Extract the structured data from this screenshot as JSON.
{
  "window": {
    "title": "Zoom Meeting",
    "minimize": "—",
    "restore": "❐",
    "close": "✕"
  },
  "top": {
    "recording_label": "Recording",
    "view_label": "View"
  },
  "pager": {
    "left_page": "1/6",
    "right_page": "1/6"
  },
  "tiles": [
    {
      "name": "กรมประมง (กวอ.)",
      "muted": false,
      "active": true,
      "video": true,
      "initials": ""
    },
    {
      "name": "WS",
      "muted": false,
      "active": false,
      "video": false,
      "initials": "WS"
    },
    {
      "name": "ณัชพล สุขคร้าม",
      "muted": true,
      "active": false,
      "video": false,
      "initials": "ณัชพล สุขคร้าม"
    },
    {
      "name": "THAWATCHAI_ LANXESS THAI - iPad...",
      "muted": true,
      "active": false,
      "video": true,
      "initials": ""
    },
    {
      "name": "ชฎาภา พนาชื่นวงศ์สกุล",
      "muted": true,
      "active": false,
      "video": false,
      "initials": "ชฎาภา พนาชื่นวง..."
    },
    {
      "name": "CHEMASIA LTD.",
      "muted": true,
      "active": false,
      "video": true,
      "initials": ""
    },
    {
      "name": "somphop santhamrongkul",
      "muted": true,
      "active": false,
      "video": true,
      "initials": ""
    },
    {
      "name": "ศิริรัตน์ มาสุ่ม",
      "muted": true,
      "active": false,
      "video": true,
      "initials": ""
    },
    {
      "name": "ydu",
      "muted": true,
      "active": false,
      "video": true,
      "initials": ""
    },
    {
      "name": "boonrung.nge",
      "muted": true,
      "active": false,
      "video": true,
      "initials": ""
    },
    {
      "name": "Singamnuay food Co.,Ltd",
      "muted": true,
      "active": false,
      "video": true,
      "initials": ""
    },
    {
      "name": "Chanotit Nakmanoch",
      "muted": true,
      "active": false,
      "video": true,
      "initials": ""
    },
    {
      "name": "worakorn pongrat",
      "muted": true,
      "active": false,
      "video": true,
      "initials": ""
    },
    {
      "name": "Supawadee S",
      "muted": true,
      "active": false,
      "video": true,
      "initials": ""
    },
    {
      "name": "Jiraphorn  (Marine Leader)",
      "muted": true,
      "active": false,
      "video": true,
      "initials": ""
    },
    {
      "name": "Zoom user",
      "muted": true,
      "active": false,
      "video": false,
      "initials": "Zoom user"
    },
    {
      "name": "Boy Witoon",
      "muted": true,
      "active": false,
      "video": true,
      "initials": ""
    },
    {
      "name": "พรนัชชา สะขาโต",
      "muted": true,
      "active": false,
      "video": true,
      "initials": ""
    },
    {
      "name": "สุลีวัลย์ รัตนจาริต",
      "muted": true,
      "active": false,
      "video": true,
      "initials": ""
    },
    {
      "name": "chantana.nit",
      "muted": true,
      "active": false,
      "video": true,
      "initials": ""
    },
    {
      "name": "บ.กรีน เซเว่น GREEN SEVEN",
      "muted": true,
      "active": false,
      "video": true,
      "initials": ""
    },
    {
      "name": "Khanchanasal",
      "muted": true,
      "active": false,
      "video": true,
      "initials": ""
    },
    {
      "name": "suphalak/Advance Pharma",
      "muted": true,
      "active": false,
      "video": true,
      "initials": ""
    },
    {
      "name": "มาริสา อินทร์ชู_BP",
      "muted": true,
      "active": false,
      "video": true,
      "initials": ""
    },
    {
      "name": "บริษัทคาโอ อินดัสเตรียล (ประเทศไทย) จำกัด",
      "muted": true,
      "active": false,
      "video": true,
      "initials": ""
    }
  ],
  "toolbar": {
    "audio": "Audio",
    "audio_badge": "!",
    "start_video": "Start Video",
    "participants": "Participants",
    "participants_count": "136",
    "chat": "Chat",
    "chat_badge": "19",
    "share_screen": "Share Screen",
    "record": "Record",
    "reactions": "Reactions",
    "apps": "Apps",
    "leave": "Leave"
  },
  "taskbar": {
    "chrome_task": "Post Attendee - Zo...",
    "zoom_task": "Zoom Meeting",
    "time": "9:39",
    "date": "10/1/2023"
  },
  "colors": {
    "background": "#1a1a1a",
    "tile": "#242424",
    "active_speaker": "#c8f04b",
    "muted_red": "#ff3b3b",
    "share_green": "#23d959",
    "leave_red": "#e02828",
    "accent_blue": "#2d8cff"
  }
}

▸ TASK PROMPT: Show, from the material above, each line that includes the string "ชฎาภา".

▸ WRITTEN ANSWER:
      "name": "ชฎาภา พนาชื่นวงศ์สกุล",
      "initials": "ชฎาภา พนาชื่นวง..."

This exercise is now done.